Kevin’s lesson for Sunday:
What would you choose if you were asked to name one chapter, or other group of verses which epitomize Christian character? Here are some obvious choices:
— The Beatitudes (Matthew 5:1-12)
— The fruits of the spirit (Galatians 5:22-23)
— The parable of the sheep and goats (Matthew 25:31-46)
You can choose own chapter. But for our lesson I nominate Luke 14, a meaty chapter where Jesus uses real life events and parables to drive home central themes about Christian character and attitudes.
See the very brief summary below and a few questions for discussion. More importantly, think about how you would apply the lessons from each of these accounts to your life.
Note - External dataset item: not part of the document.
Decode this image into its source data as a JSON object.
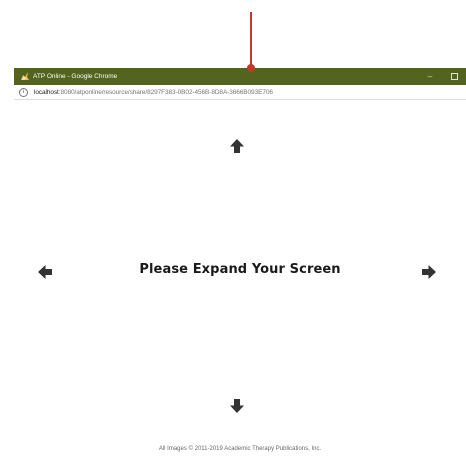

Luke 14:1-6 – Jesus heals a man with a dropsy on Sabbath.
Question: How do you balance strict adherence to the law with accomplishing the “greater good?” When (or do) the ends justify the means?
Luke 14:7-11 – the parable of the wedding feast, a lesson in humility. The key of the parable is “for everyone who exalts himself will be humbled, and he who humbles himself will be exalted.” The saying follows a situation where a person voluntarily foregoes an honored place to choose a place of less honor.
Question: How far we do we have to go to exhibit the type of humility Jesus discusses? Do we always have to put others before self?
Luke 14:12-14 – the parable of the great banquet. The key to the parable is that we are to do things for people without any expectation of return.
Question: Where can you find opportunities to assist others without expectation of return? How far do you have to look?
Luke 14:15-24 – Avoiding excuses.
Question: Do you find excuses to avoid doing the right thing? What opportunities might you miss?
Luke 14:25-33 – The cost of discipleship. Jesus concludes by saying, “so therefore, any one of you who does not renounce all that he has cannot be my disciple.” (v. 33).
Question: How far is far enough in serving God?